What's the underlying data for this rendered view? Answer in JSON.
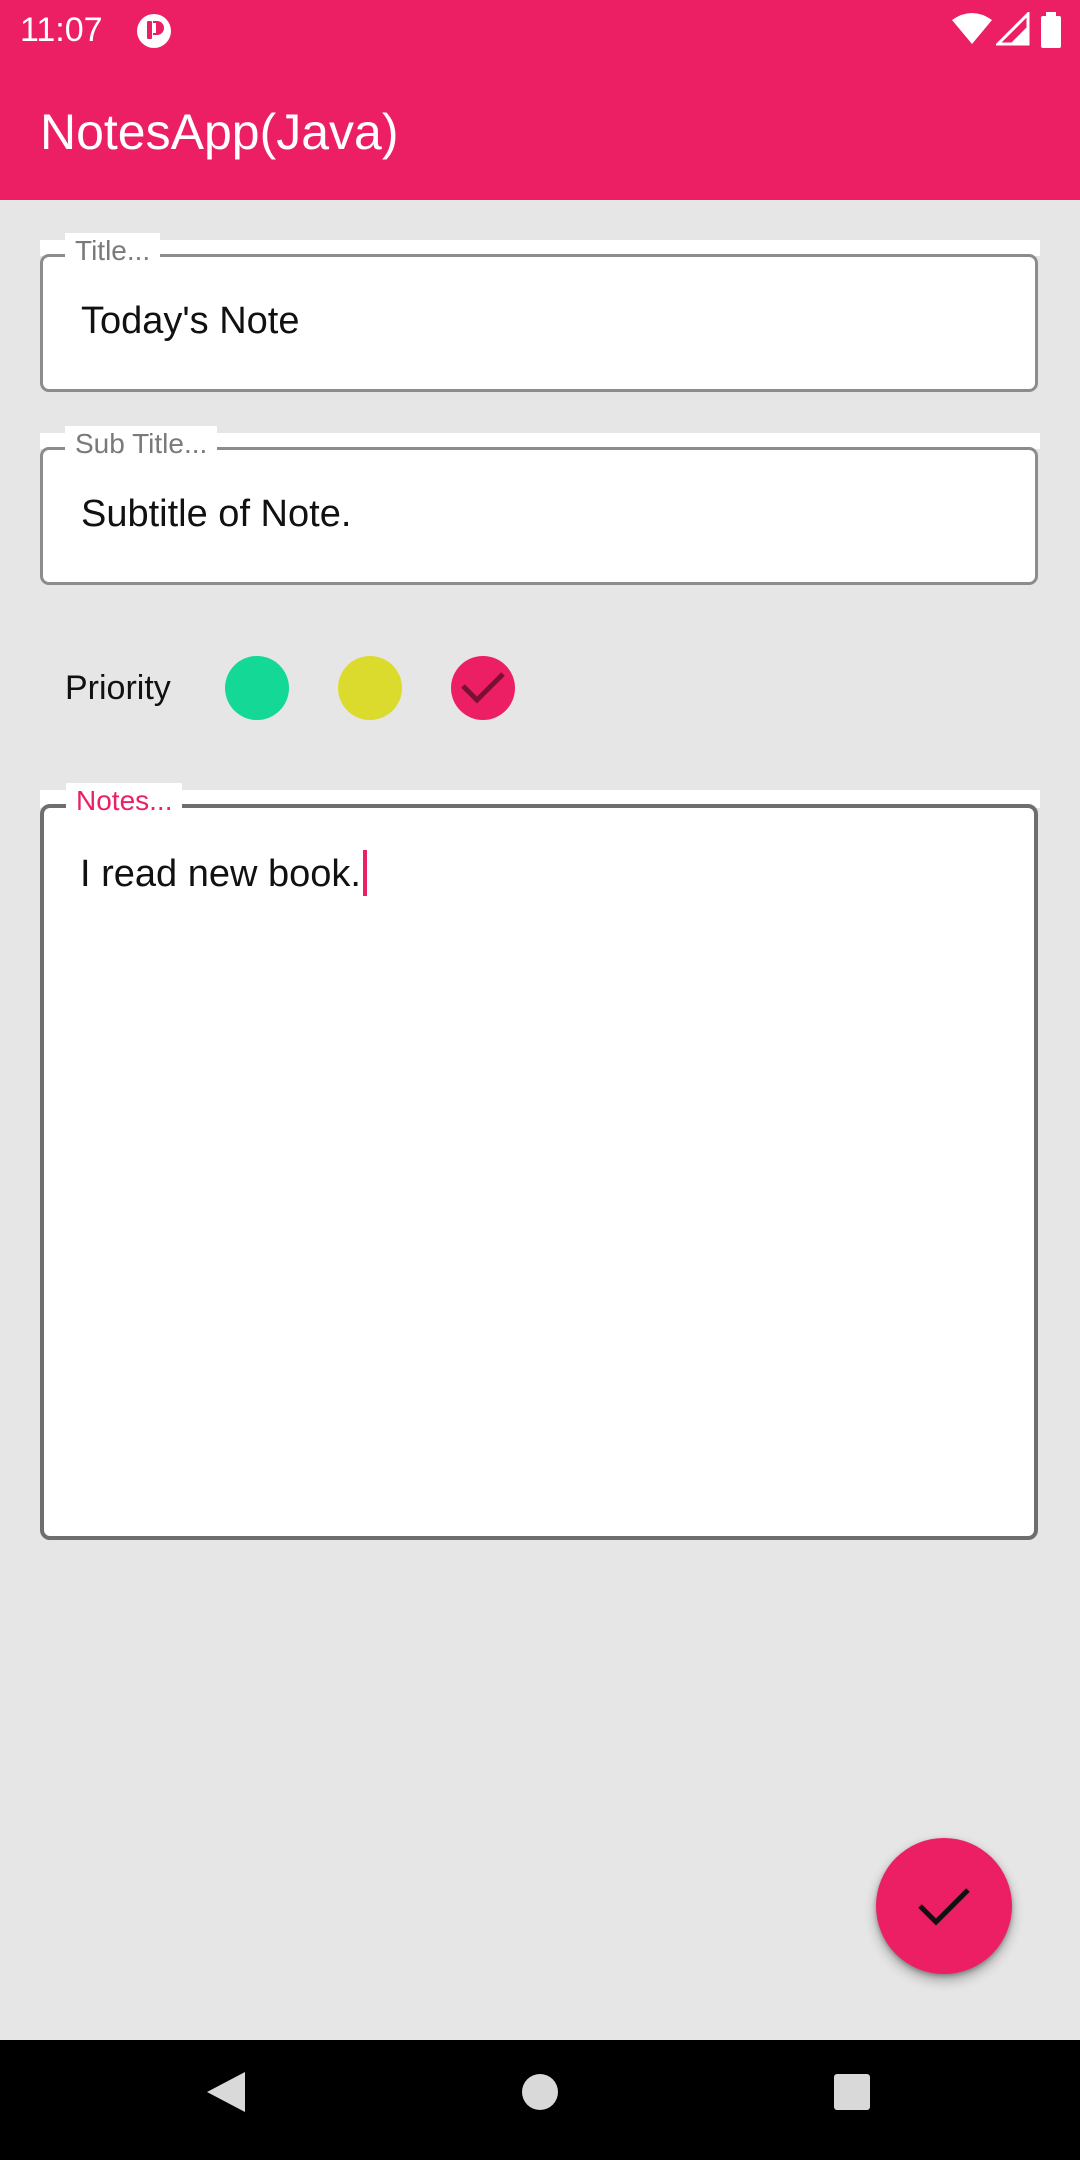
{
  "status_bar": {
    "time": "11:07",
    "icons": [
      "notification-icon",
      "wifi-icon",
      "signal-icon",
      "battery-icon"
    ]
  },
  "app_bar": {
    "title": "NotesApp(Java)",
    "color": "#ec1f65"
  },
  "form": {
    "title_field": {
      "label": "Title...",
      "value": "Today's Note"
    },
    "subtitle_field": {
      "label": "Sub Title...",
      "value": "Subtitle of Note."
    },
    "priority": {
      "label": "Priority",
      "options": [
        {
          "name": "low",
          "color": "#13d896",
          "selected": false
        },
        {
          "name": "medium",
          "color": "#dbdb2e",
          "selected": false
        },
        {
          "name": "high",
          "color": "#ec1f65",
          "selected": true
        }
      ]
    },
    "notes_field": {
      "label": "Notes...",
      "value": "I read new book."
    }
  },
  "fab": {
    "icon": "check-icon"
  },
  "nav_bar": {
    "buttons": [
      "back-icon",
      "home-icon",
      "recents-icon"
    ]
  }
}
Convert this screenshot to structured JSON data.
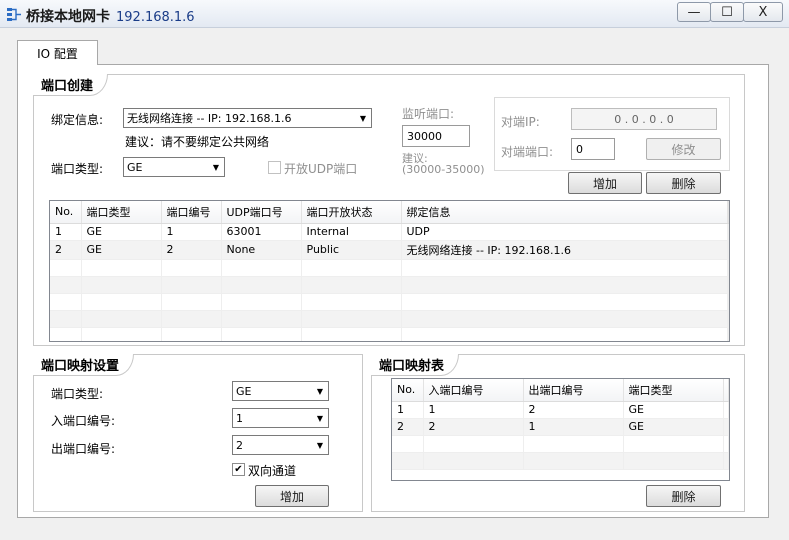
{
  "window": {
    "title": "桥接本地网卡",
    "ip": "192.168.1.6",
    "minimize": "—",
    "maximize": "☐",
    "close": "X"
  },
  "tab": {
    "label": "IO 配置"
  },
  "port_create": {
    "title": "端口创建",
    "bind_label": "绑定信息:",
    "bind_value": "无线网络连接 -- IP: 192.168.1.6",
    "suggestion": "建议：请不要绑定公共网络",
    "port_type_label": "端口类型:",
    "port_type_value": "GE",
    "udp_label": "开放UDP端口",
    "udp_checked": false,
    "listen_label": "监听端口:",
    "listen_value": "30000",
    "listen_hint": "建议:",
    "listen_range": "(30000-35000)",
    "remote_ip_label": "对端IP:",
    "remote_ip_value": "0  .  0  .  0  .  0",
    "remote_port_label": "对端端口:",
    "remote_port_value": "0",
    "modify_button": "修改",
    "add_button": "增加",
    "delete_button": "删除",
    "table": {
      "headers": [
        "No.",
        "端口类型",
        "端口编号",
        "UDP端口号",
        "端口开放状态",
        "绑定信息"
      ],
      "rows": [
        [
          "1",
          "GE",
          "1",
          "63001",
          "Internal",
          "UDP"
        ],
        [
          "2",
          "GE",
          "2",
          "None",
          "Public",
          "无线网络连接 -- IP: 192.168.1.6"
        ]
      ]
    }
  },
  "mapping_settings": {
    "title": "端口映射设置",
    "port_type_label": "端口类型:",
    "port_type_value": "GE",
    "in_port_label": "入端口编号:",
    "in_port_value": "1",
    "out_port_label": "出端口编号:",
    "out_port_value": "2",
    "bidirectional_label": "双向通道",
    "bidirectional_checked": true,
    "add_button": "增加"
  },
  "mapping_table": {
    "title": "端口映射表",
    "headers": [
      "No.",
      "入端口编号",
      "出端口编号",
      "端口类型"
    ],
    "rows": [
      [
        "1",
        "1",
        "2",
        "GE"
      ],
      [
        "2",
        "2",
        "1",
        "GE"
      ]
    ],
    "delete_button": "删除"
  }
}
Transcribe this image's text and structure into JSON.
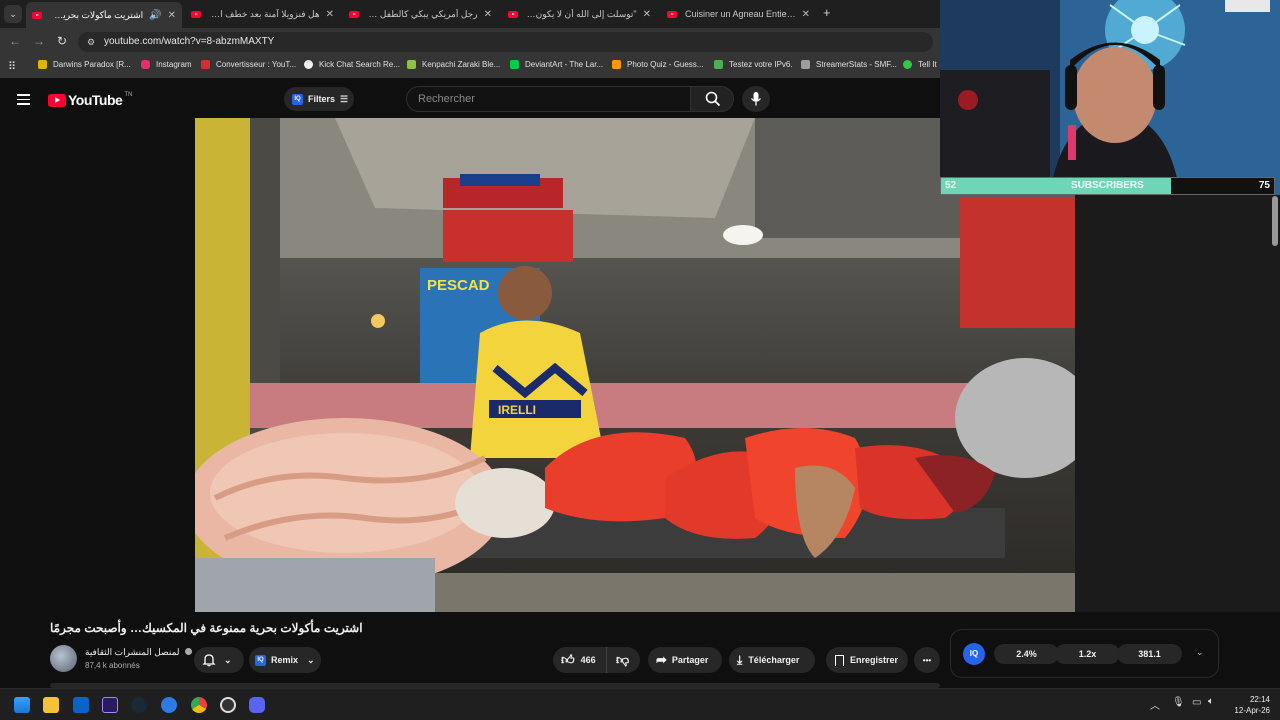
{
  "browser": {
    "tabs": [
      {
        "title": "اشتريت مأكولات بحرية ممنو",
        "active": true
      },
      {
        "title": "هل فنزويلا آمنة بعد خطف الرئيس",
        "active": false
      },
      {
        "title": "رجل أمريكي يبكي كالطفل عندما",
        "active": false
      },
      {
        "title": "\"توسلت إلى الله أن لا يكون الإسلا",
        "active": false
      },
      {
        "title": "Cuisiner un Agneau Entier sous",
        "active": false
      }
    ],
    "new_tab": "+",
    "url": "youtube.com/watch?v=8-abzmMAXTY",
    "bookmarks": [
      {
        "label": "Darwins Paradox [R...",
        "color": "#e0b400"
      },
      {
        "label": "Instagram",
        "color": "#e1306c"
      },
      {
        "label": "Convertisseur : YouT...",
        "color": "#d32f2f"
      },
      {
        "label": "Kick Chat Search Re...",
        "color": "#f0f0f0"
      },
      {
        "label": "Kenpachi Zaraki Ble...",
        "color": "#8bc34a"
      },
      {
        "label": "DeviantArt - The Lar...",
        "color": "#05cc47"
      },
      {
        "label": "Photo Quiz - Guess...",
        "color": "#ff9800"
      },
      {
        "label": "Testez votre IPv6.",
        "color": "#4caf50"
      },
      {
        "label": "StreamerStats - SMF...",
        "color": "#9e9e9e"
      },
      {
        "label": "Tell It",
        "color": "#2ecc40"
      }
    ]
  },
  "youtube": {
    "logo": "YouTube",
    "country": "TN",
    "filters_label": "Filters",
    "search_placeholder": "Rechercher"
  },
  "stream_overlay": {
    "subscribers_label": "SUBSCRIBERS",
    "current": "52",
    "goal": "75",
    "progress": 0.69
  },
  "video": {
    "title": "اشتريت مأكولات بحرية ممنوعة في المكسيك… وأصبحت مجرمًا",
    "channel": "لمنصل المنشرات الثقافية",
    "subscribers": "87,4 k abonnés",
    "remix": "Remix",
    "likes": "466",
    "share": "Partager",
    "download": "Télécharger",
    "save": "Enregistrer",
    "more": "•••"
  },
  "iq_widget": {
    "badge": "IQ",
    "stat1": "2.4%",
    "stat2": "1.2x",
    "stat3": "381.1"
  },
  "taskbar": {
    "time": "22:14",
    "date": "12-Apr-26"
  },
  "colors": {
    "accent_red": "#ff0033",
    "sub_bar": "#6ed6b7",
    "iq_blue": "#2563eb"
  }
}
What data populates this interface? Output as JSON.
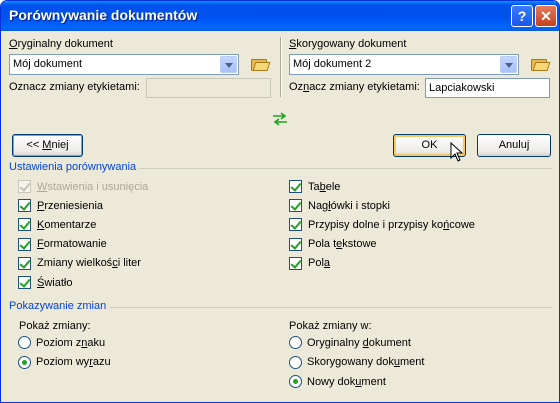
{
  "window": {
    "title": "Porównywanie dokumentów"
  },
  "titlebar_buttons": {
    "help": "?",
    "close": "✕"
  },
  "original": {
    "label_pre": "",
    "label_ul": "O",
    "label_post": "ryginalny dokument",
    "value": "Mój dokument",
    "tag_label": "Oznacz zmiany etykietami:",
    "tag_value": ""
  },
  "revised": {
    "label_pre": "",
    "label_ul": "S",
    "label_post": "korygowany dokument",
    "value": "Mój dokument 2",
    "tag_label_pre": "Oz",
    "tag_label_ul": "n",
    "tag_label_post": "acz zmiany etykietami:",
    "tag_value": "Lapciakowski"
  },
  "buttons": {
    "less_pre": "<< ",
    "less_ul": "M",
    "less_post": "niej",
    "ok": "OK",
    "cancel": "Anuluj"
  },
  "comparison_settings": {
    "title": "Ustawienia porównywania",
    "left": [
      {
        "pre": "",
        "ul": "W",
        "post": "stawienia i usunięcia",
        "checked": true,
        "disabled": true
      },
      {
        "pre": "",
        "ul": "P",
        "post": "rzeniesienia",
        "checked": true,
        "disabled": false
      },
      {
        "pre": "",
        "ul": "K",
        "post": "omentarze",
        "checked": true,
        "disabled": false
      },
      {
        "pre": "",
        "ul": "F",
        "post": "ormatowanie",
        "checked": true,
        "disabled": false
      },
      {
        "pre": "Zmiany wielkoś",
        "ul": "c",
        "post": "i liter",
        "checked": true,
        "disabled": false
      },
      {
        "pre": "",
        "ul": "Ś",
        "post": "wiatło",
        "checked": true,
        "disabled": false
      }
    ],
    "right": [
      {
        "pre": "Ta",
        "ul": "b",
        "post": "ele",
        "checked": true,
        "disabled": false
      },
      {
        "pre": "Nag",
        "ul": "ł",
        "post": "ówki i stopki",
        "checked": true,
        "disabled": false
      },
      {
        "pre": "Przypisy dolne i przypisy ko",
        "ul": "ń",
        "post": "cowe",
        "checked": true,
        "disabled": false
      },
      {
        "pre": "Pola t",
        "ul": "e",
        "post": "kstowe",
        "checked": true,
        "disabled": false
      },
      {
        "pre": "Pol",
        "ul": "a",
        "post": "",
        "checked": true,
        "disabled": false
      }
    ]
  },
  "show_changes": {
    "title": "Pokazywanie zmian",
    "left_label": "Pokaż zmiany:",
    "left_options": [
      {
        "pre": "Poziom z",
        "ul": "n",
        "post": "aku",
        "selected": false
      },
      {
        "pre": "Poziom wy",
        "ul": "r",
        "post": "azu",
        "selected": true
      }
    ],
    "right_label": "Pokaż zmiany w:",
    "right_options": [
      {
        "pre": "Oryginalny ",
        "ul": "d",
        "post": "okument",
        "selected": false
      },
      {
        "pre": "Skorygowany dok",
        "ul": "u",
        "post": "ment",
        "selected": false
      },
      {
        "pre": "Nowy dok",
        "ul": "u",
        "post": "ment",
        "selected": true
      }
    ]
  },
  "icons": {
    "folder": "folder-open-icon",
    "swap": "swap-arrows-icon",
    "cursor": "mouse-pointer-icon"
  },
  "colors": {
    "titlebar": "#0054e3",
    "dialog_bg": "#ece9d8",
    "section_title": "#0046d5",
    "check_mark": "#21a121"
  }
}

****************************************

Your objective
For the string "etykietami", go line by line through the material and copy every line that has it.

Your solution
    "tag_label": "Oznacz zmiany etykietami:",
    "tag_label_post": "acz zmiany etykietami:",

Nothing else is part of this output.